RICHARD PRYOR DOUBLE HIT!
It’s appropriate to draw attention to the contributions of Richard Pryor to Paramount Pictures during Black History Month. For this installment of our 100 Years of Paramount Pictures series, it’s a Pryor double feature: 1972’s Lady Sings the Blues and 1973’s Hit! It’s also a Sidney J. Furie double feature—he directed both pictures (and uses many of the same actors in the pair). And finally, the films are a tribute to one of the most talented leading men of the 1970s, Billy Dee Williams, who stars in both of them. First is Lady Sings the Blues, which celebrates the fortieth anniversary of its release in 1972. In an era of black action films, Lady Sings the Blues was unique; it was a lively and powerful depiction of a figure important in both black and mainstream culture: jazz and blues icon Billie Holiday. Portrayed by Diana Ross, who received a Best Actress nomination for her performance (1972 was a milestone, the first time two African American actresses were nominated—Cicely Tyson also received a nod for Sounder), Holiday is enveloped by mood and is able to convey her empathy through song. Pryor is her accompanist, Piano Man, and the film was his introduction to crossover audiences, and it propelled him into stardom. Co-starring again with Williams in Hit!, Pryor takes on an unusual role: He’s suffering through the loss of his wife, a casualty in the war on drugs. Williams stars as a CIA agent whose daughter met the same fate. He recruits Pryor as part of a team to silence a French drug kingpin. Written by Alan Trustman, who scripted The Thomas Crown Affair, Hit! was said to have been written for Steve McQueen, and that Williams was cast in it shows how broad his appeal had become.
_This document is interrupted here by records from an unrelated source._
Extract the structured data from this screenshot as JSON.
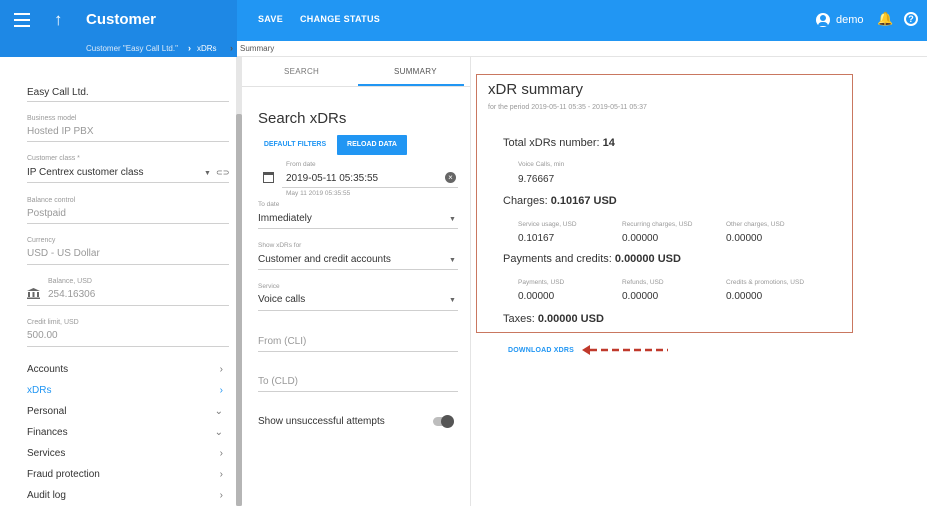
{
  "topbar": {
    "title": "Customer",
    "save": "SAVE",
    "change_status": "CHANGE STATUS",
    "user": "demo",
    "help": "?"
  },
  "breadcrumb": {
    "customer": "Customer \"Easy Call Ltd.\"",
    "xdrs": "xDRs",
    "summary": "Summary"
  },
  "left": {
    "name": "Easy Call Ltd.",
    "business_model_label": "Business model",
    "business_model": "Hosted IP PBX",
    "customer_class_label": "Customer class *",
    "customer_class": "IP Centrex customer class",
    "balance_control_label": "Balance control",
    "balance_control": "Postpaid",
    "currency_label": "Currency",
    "currency": "USD - US Dollar",
    "balance_label": "Balance, USD",
    "balance": "254.16306",
    "credit_limit_label": "Credit limit, USD",
    "credit_limit": "500.00",
    "nav": [
      {
        "label": "Accounts",
        "chev": "›"
      },
      {
        "label": "xDRs",
        "chev": "›"
      },
      {
        "label": "Personal",
        "chev": "⌄"
      },
      {
        "label": "Finances",
        "chev": "⌄"
      },
      {
        "label": "Services",
        "chev": "›"
      },
      {
        "label": "Fraud protection",
        "chev": "›"
      },
      {
        "label": "Audit log",
        "chev": "›"
      }
    ]
  },
  "middle": {
    "tab_search": "SEARCH",
    "tab_summary": "SUMMARY",
    "title": "Search xDRs",
    "default_filters": "DEFAULT FILTERS",
    "reload_data": "RELOAD DATA",
    "from_date_label": "From date",
    "from_date": "2019-05-11 05:35:55",
    "from_date_hint": "May 11 2019 05:35:55",
    "to_date_label": "To date",
    "to_date": "Immediately",
    "show_for_label": "Show xDRs for",
    "show_for": "Customer and credit accounts",
    "service_label": "Service",
    "service": "Voice calls",
    "from_cli_placeholder": "From (CLI)",
    "to_cld_placeholder": "To (CLD)",
    "unsuccessful_label": "Show unsuccessful attempts"
  },
  "summary": {
    "title": "xDR summary",
    "period": "for the period 2019-05-11 05:35 - 2019-05-11 05:37",
    "total_label": "Total xDRs number: ",
    "total_value": "14",
    "voice_label": "Voice Calls, min",
    "voice_value": "9.76667",
    "charges_label": "Charges: ",
    "charges_value": "0.10167 USD",
    "service_usage_label": "Service usage, USD",
    "service_usage_value": "0.10167",
    "recurring_label": "Recurring charges, USD",
    "recurring_value": "0.00000",
    "other_label": "Other charges, USD",
    "other_value": "0.00000",
    "payments_credits_label": "Payments and credits: ",
    "payments_credits_value": "0.00000 USD",
    "payments_label": "Payments, USD",
    "payments_value": "0.00000",
    "refunds_label": "Refunds, USD",
    "refunds_value": "0.00000",
    "credits_promo_label": "Credits & promotions, USD",
    "credits_promo_value": "0.00000",
    "taxes_label": "Taxes: ",
    "taxes_value": "0.00000 USD",
    "download": "DOWNLOAD XDRS",
    "annotation_color": "#c0392b"
  },
  "colors": {
    "primary": "#2196f3",
    "topbar_left": "#1e88e5",
    "summary_border": "#c97760"
  }
}
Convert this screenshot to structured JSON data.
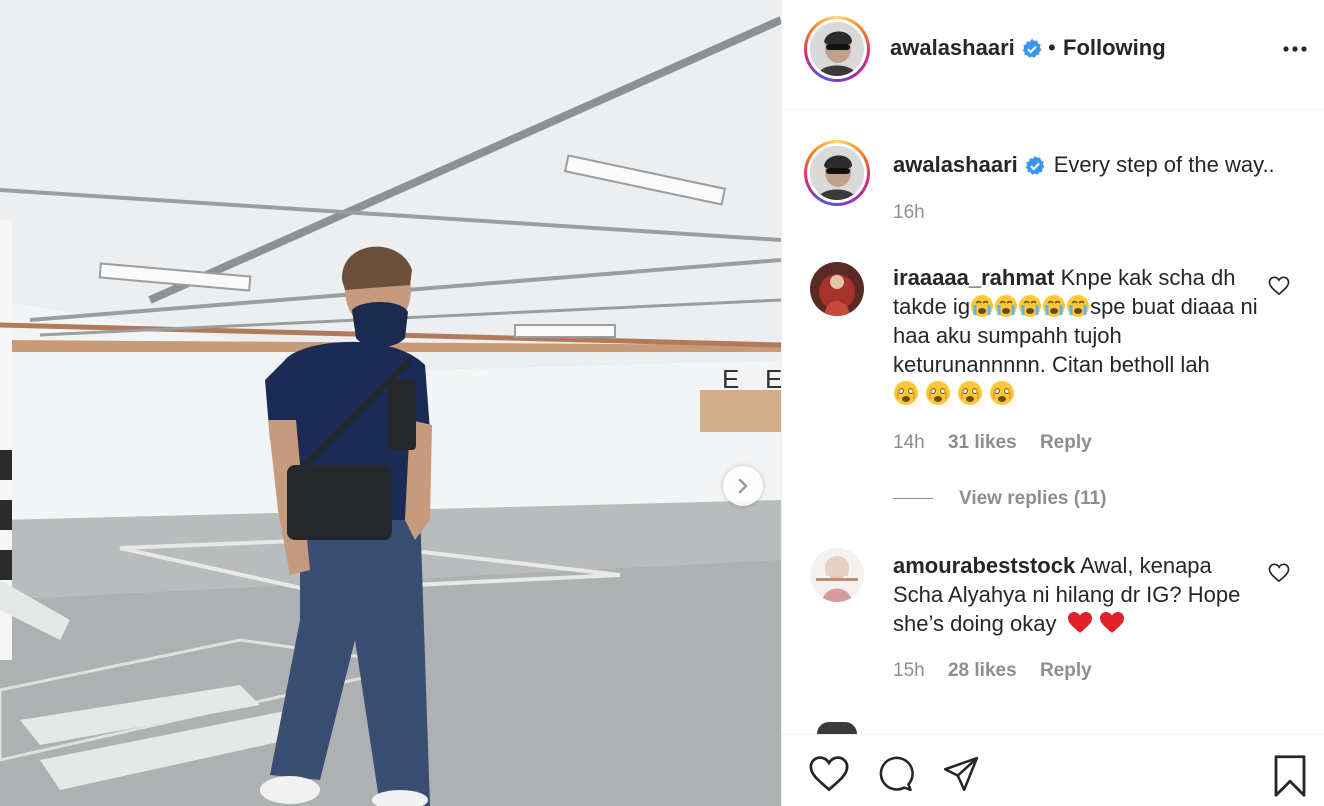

We’re looking forward to seeing you February 10 for this incredible double feature!
February 6th, 2012 • No Comments